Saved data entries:
####################
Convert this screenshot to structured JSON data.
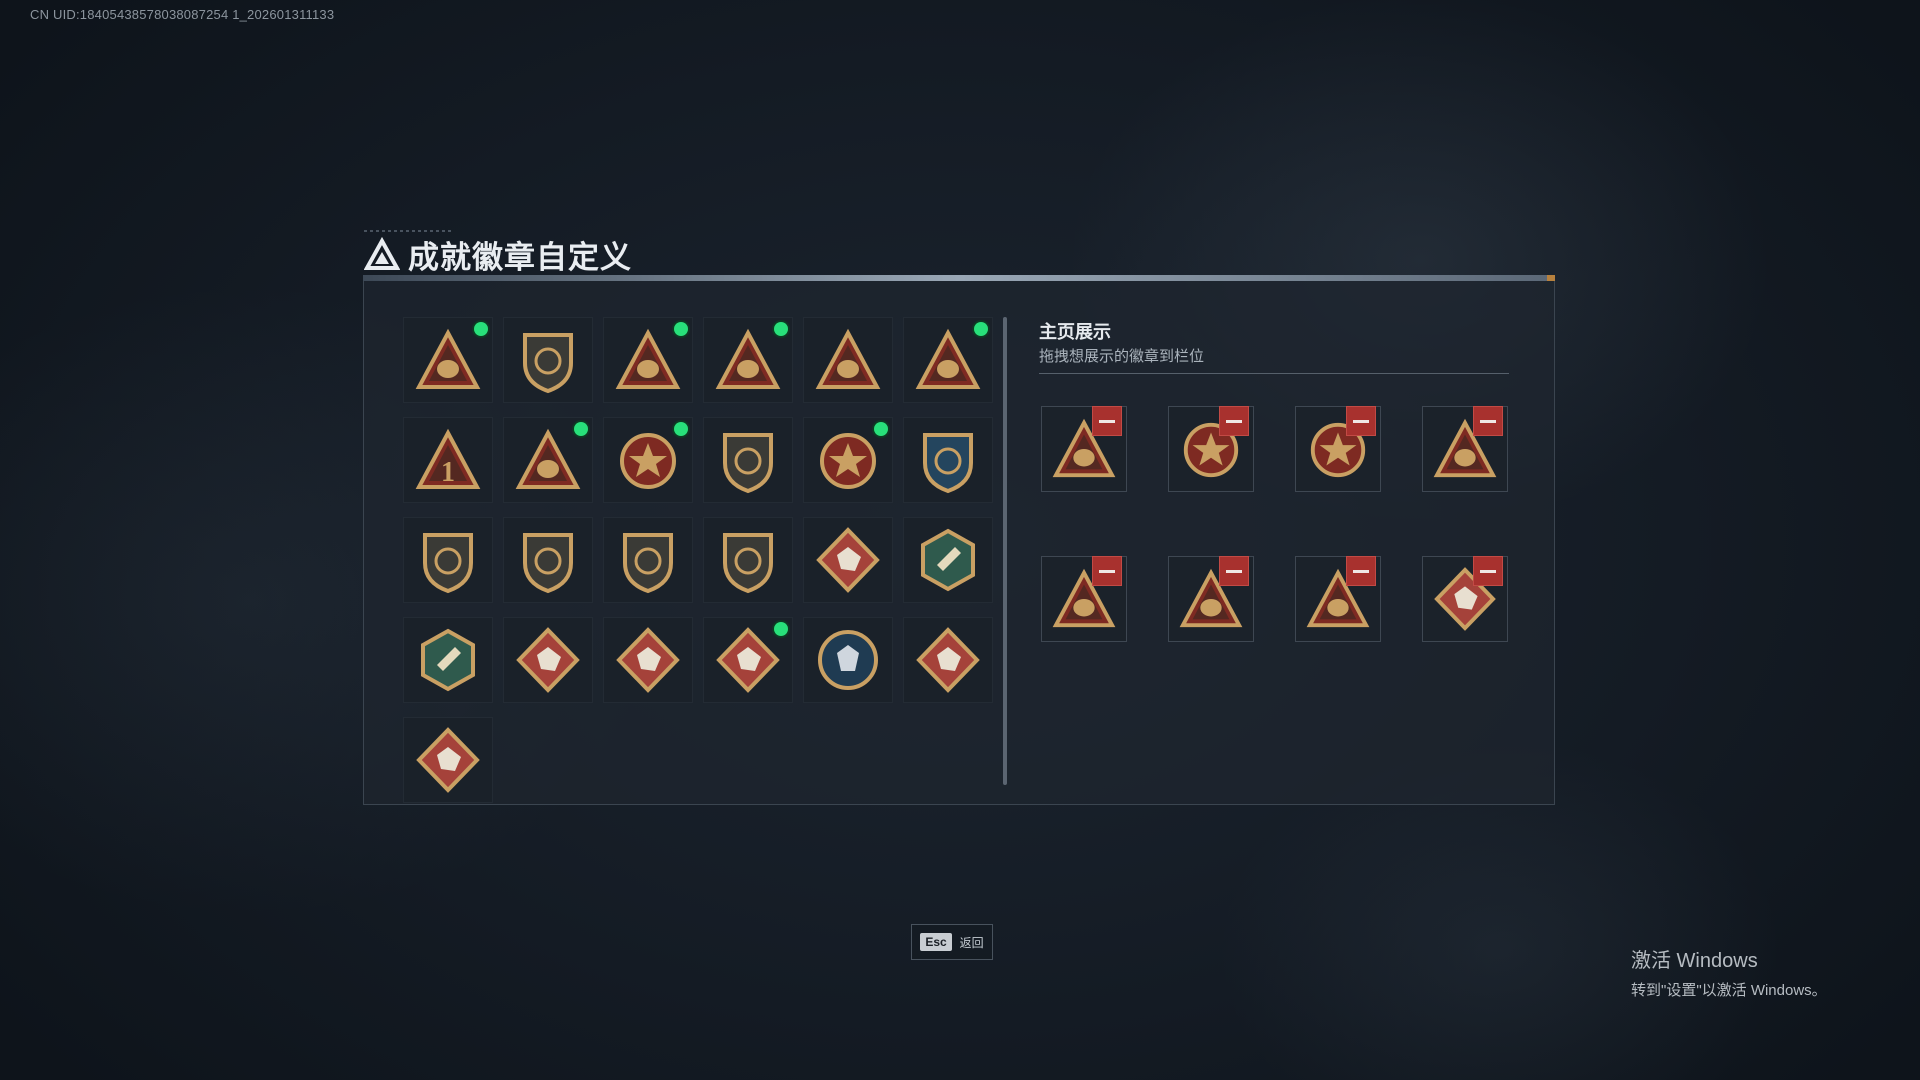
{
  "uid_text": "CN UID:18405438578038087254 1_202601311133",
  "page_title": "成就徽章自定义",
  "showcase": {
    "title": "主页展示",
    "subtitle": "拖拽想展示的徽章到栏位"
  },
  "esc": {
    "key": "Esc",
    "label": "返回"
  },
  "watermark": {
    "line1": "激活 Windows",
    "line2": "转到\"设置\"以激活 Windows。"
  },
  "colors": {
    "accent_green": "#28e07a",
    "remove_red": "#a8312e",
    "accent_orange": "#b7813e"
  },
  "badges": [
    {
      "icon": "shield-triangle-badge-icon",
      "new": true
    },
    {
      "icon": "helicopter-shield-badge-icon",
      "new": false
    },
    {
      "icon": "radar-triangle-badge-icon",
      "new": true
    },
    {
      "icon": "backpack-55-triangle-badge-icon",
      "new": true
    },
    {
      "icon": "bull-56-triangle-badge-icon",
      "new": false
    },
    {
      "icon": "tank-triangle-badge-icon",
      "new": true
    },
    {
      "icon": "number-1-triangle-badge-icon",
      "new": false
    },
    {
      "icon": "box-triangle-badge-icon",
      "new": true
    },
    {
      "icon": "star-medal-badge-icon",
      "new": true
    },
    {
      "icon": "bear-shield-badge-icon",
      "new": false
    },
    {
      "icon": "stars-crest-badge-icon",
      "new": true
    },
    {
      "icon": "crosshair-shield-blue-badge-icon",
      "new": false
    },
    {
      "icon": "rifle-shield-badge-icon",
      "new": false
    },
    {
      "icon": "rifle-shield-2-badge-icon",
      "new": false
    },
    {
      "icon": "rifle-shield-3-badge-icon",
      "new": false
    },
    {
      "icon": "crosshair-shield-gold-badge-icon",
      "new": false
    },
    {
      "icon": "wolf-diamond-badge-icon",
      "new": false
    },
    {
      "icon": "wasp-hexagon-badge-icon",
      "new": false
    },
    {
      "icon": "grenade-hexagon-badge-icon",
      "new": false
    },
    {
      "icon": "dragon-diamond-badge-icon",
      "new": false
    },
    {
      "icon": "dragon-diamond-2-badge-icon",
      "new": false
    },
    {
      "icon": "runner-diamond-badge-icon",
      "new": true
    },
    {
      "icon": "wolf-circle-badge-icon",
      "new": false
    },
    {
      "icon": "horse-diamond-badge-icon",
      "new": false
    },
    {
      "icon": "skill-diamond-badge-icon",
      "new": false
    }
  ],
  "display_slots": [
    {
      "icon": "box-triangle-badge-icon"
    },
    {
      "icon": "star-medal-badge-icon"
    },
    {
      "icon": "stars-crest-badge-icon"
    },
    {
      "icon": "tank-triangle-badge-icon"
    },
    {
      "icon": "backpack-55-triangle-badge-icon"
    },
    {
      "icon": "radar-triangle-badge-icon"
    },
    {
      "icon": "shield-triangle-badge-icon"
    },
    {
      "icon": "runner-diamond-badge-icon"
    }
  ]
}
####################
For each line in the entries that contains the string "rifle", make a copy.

PROBLEM SOLUTION:
      "icon": "rifle-shield-badge-icon",
      "icon": "rifle-shield-2-badge-icon",
      "icon": "rifle-shield-3-badge-icon",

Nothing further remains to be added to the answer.